France enshrines decision to close oldest nuclear plant
The French government on Sunday published a decree for closing the country's oldest nuclear plant, fulfilling a campaign-trail pledge made by President Francois Hollande who is now in the final weeks of office.
The decree, gazetted in the Official Journal which publishes government decisions, sets down the conditions for closing a nuclear plant at Fessenheim, a plant in eastern France on the border with southwestern Germany.
Fessenheim will cease operations when a new reactor, currently being built at Flamanville on the Normandy coast, "enters service," the decree said.
France's nuclear plant operator EDF last month said the Flamanville reactor—a project that has run into deep problems—will begin operations in 2019.
The closure of the twin-reactor plant at Fessenheim is part of a plan to slash France's dependence on atomic energy.
Hollande, who leaves office next month, vowed during campaigning in the 2012 election to close the facility as part of a promise to reduce the share of nuclear in the energy mix from 75 percent to 50 percent and boost the share of renewables.
Fessenheim, in operation since 1977, is located on a seismic fault line about 100 kilometres (60 miles) south of the French city of Strasbourg and about 25 kms southwest of the German city of Freiburg.
Its closure has been a campaign target by French, German and Swiss environmentalists for years, as well as an enduring source of friction with Germany.
'Now it's done'
France's minister for ecology and energy, Segolene Royal, on Friday had said that the decree would be implemented to meet the 2012 campaign promise.
"The decree on #Fessenheim closure has been signed and published this morning," Royal tweeted on Sunday. "It was promised, now it's been done."
The conservative opposition has opposed the energy programme, arguing that France's nuclear industry is a guarantor of the country's energy independence and a source of cheap electricity.

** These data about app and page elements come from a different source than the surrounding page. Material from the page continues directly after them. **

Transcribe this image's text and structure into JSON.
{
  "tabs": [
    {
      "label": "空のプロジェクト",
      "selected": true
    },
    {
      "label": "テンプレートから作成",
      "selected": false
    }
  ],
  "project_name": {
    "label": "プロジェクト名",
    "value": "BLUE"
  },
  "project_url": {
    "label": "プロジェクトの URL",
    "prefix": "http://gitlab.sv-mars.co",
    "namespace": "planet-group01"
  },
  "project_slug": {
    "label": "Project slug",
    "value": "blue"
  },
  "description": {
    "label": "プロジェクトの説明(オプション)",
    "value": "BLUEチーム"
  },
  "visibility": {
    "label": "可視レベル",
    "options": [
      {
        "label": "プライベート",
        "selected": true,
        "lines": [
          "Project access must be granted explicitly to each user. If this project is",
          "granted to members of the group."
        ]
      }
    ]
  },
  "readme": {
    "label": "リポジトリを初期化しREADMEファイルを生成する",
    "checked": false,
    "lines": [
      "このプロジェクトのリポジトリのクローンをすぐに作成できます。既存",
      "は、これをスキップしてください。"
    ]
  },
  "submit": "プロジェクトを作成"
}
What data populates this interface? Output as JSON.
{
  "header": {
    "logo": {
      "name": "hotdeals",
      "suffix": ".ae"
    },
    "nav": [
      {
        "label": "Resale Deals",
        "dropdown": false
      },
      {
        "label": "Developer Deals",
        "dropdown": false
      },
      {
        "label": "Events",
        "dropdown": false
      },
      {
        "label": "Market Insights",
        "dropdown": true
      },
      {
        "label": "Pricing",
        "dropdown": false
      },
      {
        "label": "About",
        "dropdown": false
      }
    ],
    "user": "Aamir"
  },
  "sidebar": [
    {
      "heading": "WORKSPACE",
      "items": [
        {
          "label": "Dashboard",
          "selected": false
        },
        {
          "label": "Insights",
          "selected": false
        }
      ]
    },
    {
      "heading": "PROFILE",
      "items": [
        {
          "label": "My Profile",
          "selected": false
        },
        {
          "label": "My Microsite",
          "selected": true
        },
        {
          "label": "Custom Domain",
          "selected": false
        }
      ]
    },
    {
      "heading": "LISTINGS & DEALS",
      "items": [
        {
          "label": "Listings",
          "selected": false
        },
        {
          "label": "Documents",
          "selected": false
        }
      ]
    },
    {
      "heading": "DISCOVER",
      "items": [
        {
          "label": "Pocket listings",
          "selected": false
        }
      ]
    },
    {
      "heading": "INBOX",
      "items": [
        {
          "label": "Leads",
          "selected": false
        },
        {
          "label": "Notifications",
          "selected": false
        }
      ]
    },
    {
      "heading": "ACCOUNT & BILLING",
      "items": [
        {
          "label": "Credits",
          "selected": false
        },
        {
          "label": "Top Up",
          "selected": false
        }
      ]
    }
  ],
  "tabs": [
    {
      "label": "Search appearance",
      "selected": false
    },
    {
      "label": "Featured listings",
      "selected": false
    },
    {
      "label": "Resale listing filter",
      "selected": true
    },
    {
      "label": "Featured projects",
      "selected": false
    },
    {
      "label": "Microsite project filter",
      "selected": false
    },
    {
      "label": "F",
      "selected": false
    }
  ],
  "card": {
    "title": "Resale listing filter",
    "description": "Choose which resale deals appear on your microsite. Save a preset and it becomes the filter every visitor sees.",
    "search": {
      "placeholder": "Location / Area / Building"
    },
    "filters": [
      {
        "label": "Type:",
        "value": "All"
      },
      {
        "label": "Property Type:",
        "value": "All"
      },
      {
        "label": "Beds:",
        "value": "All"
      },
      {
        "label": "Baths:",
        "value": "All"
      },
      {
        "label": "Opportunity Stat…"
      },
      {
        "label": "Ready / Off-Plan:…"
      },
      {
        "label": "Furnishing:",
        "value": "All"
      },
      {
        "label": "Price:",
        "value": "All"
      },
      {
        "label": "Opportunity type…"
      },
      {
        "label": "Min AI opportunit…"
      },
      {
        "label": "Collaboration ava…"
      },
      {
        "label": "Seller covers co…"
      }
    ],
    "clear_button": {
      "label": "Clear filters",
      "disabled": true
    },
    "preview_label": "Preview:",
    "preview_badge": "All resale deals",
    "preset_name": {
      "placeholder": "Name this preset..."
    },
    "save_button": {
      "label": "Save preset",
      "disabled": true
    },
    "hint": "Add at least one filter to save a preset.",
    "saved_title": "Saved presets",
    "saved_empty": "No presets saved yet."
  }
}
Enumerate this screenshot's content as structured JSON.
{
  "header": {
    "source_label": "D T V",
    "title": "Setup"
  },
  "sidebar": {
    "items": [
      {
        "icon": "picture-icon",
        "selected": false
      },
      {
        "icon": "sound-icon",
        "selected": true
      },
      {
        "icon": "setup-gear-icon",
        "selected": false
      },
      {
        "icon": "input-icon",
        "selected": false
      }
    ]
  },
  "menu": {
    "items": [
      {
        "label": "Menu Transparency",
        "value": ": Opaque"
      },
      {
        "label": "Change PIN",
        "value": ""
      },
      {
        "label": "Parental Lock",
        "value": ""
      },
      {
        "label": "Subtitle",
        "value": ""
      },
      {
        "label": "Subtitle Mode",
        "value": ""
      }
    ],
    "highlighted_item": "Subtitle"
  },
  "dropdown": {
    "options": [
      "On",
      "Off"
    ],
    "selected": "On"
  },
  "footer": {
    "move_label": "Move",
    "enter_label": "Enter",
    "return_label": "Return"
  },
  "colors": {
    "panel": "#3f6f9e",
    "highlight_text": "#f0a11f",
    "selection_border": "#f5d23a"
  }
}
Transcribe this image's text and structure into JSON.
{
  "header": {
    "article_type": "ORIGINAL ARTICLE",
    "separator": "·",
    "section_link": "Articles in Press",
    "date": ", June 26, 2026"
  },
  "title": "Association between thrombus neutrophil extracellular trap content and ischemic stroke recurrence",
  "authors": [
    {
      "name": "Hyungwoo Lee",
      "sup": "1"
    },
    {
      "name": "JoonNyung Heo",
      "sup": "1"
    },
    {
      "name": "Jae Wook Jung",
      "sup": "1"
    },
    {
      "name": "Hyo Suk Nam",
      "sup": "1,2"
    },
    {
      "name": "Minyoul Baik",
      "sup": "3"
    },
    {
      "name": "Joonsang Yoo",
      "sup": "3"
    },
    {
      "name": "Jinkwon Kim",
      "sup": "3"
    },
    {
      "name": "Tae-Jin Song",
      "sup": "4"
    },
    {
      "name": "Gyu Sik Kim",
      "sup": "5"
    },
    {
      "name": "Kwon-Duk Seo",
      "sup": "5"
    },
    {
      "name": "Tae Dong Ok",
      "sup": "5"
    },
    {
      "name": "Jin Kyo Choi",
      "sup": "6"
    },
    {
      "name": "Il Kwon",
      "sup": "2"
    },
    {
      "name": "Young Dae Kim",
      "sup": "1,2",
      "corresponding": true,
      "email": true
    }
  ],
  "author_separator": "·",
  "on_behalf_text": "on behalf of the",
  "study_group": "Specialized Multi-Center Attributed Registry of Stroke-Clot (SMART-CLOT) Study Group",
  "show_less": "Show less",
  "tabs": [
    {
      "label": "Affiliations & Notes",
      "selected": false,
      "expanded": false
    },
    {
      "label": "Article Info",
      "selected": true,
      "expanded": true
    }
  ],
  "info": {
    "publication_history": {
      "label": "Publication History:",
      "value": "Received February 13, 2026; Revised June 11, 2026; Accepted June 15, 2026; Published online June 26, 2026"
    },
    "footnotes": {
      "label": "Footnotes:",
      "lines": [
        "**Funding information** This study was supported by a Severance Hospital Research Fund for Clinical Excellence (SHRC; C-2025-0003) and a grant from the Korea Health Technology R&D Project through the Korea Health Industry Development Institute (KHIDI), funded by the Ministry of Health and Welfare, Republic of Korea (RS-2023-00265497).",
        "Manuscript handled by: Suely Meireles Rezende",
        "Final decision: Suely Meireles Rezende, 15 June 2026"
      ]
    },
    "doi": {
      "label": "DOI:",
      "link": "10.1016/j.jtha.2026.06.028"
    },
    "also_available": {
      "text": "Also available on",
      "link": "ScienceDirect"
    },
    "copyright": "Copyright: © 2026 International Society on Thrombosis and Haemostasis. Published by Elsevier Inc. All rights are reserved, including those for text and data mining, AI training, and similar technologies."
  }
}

The French trade unions have also weighed in on the question of Fessenheim, fearing the closure of the plant will lead to the loss of around 2,000 jobs, directly and indirectly,
The new European Pressurised Reactor (EPR) reactor, being built at Flamanville alongside two existing reactors, is a novel third-generation design touted as the world's biggest and advanced nuclear reactor.
But the project, along with another EPR contract in Finland, has been plagued by delays and technical problems.
Construction of the reactor began in December 2007, with an operational start initially scheduled for the end of 2012. Costs have tripled to 10.5 billion euros ($11.1 billion).
On March 16, EDF announced that it had begun the test phase of the Flamanville EPR, and this would run until the end of 2018.
The reactor will be hooked up to the national grid in the second quarter of 2019, it said.
Two EPR reactors are scheduled to be built at Hinkley Point in southwestern Britain under a Chinese-backed deal announced last year.
© 2017 AFP